Geffery Morgan come out that October, as the follow-up to UB40's U.S. breakthrough album Labour of Love. It had favorable sales, but I think it was a disappointment to those American buyers looking for another "Red Red Wine". As such, its been sort of an overlooked release in this country, only making it to #68 on the Billboard 200. But I feel Geffery Morgan is one of the great UB40 albums, perhaps their last great album, with some of the best original material they ever did. The opening trio of tunes, "Riddle Me", "As Always You Were Wrong Again" and "If It Happens Again" are incredibly strong, and set the tone of quality for the rest of the album. Other highlights include the beautiful "Seasons", the jazzy experimental "the Pillow", the superb "I'm Not Fooled So Easily", and one of their great closers "You Eyes Were Open".
In many ways, Geffery Morgan is truly UB40's transitional album, the dividing line between UB40's purer reggae/dub releases earlier in their career and the poppy, less-adventurous, radio-friendly "reggae karaoke" they seem to have gotten into immediately afterwards. While the reggae groove on this album is still strong, in many songs ("Riddle Me", "You're Not An Army") you can sense the band's movement to the mainstream. Note that their next U.S. release, Little Baggariddim featured their Top 40 cover (with Chrissie Hynde) of the crowd-pleasing "I Got You Babe", followed by 1986's Rat In The Kitchen album, full of what were in my opinion watered-down faux-reggae hits.
Bitty McLean worked on). The album contained their biggest hit, a cover of Elvis Presley's "(I Can't Help) Falling In Love With You", that was used in the Sharon Stone movie Sliver.

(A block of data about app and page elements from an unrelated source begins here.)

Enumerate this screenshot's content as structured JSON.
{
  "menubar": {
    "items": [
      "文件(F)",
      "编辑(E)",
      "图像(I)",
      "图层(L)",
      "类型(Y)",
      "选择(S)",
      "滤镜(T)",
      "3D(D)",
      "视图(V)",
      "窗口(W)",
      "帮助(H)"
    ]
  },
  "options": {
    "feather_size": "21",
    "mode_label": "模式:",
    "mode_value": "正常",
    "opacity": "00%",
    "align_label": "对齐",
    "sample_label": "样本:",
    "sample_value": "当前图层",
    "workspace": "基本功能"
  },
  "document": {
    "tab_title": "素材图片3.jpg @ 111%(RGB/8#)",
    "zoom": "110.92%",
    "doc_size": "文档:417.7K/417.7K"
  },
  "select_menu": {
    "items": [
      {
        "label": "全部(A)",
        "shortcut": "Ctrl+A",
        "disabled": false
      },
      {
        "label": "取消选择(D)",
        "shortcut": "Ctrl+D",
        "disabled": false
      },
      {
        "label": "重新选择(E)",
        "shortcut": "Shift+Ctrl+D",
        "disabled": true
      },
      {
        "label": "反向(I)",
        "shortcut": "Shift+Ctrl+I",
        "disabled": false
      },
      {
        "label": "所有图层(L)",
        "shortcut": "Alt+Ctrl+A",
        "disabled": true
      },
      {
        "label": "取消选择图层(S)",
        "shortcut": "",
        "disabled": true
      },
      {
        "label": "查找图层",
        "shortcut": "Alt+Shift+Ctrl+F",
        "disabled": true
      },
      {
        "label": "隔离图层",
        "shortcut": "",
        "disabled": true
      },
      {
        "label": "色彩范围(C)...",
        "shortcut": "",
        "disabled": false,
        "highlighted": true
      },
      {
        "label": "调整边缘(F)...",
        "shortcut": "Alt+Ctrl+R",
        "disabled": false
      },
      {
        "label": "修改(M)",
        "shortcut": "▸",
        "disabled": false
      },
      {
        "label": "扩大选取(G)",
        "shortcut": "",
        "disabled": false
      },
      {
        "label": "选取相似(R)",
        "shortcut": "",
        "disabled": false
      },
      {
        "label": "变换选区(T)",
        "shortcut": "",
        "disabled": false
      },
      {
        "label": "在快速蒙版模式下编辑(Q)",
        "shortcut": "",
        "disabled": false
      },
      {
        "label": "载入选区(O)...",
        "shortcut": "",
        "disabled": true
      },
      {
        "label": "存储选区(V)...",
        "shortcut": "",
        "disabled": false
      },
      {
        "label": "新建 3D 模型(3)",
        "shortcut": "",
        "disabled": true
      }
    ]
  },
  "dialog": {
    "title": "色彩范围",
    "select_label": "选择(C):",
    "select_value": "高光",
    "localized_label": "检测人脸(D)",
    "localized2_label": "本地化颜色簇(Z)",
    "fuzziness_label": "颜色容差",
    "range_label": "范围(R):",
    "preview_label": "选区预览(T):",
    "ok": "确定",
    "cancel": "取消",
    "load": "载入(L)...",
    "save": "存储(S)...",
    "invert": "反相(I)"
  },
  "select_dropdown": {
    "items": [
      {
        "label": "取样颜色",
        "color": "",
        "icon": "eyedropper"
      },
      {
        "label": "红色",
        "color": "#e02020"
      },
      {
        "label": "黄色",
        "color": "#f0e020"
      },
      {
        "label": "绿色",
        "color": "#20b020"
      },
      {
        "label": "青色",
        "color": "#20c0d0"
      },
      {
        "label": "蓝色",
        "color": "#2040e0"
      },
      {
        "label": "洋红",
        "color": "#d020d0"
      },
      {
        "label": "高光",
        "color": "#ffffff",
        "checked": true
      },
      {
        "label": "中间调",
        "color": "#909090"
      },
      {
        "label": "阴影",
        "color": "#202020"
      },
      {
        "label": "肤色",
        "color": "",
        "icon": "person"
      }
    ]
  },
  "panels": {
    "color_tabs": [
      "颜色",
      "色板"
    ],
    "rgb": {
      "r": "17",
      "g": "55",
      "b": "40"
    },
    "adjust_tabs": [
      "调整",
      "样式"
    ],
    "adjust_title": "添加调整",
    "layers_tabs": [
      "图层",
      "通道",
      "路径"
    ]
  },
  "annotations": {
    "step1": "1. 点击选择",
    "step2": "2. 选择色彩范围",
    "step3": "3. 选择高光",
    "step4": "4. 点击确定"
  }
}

This pop-reggae number reached #1 in the U.S. in May 1993, where it remained for seven weeks. It also marked the effective end of my UB40 fandom. The group released several more albums over the past twenty years, including two more Labour of Love compilations. Their releases are regular visitors to the UK Top Thirty, but they haven't done squat in America since Promises & Lies. In my mind none of their discs of the past two decades capture the fire, power and conviction of that band that came storming out of Birmingham nearly forty years ago.
So here, for your listening pleasure is Geffery Morgan, in my opinion the last, best representation of UB40 as an accessible but authentic reggae band, released thirty years ago today (October 16th, 1984) on DEP International. Enjoy, and as always, let me know what you think.
Please use the email link below to contact me, and I will reply with the download link(s) ASAP: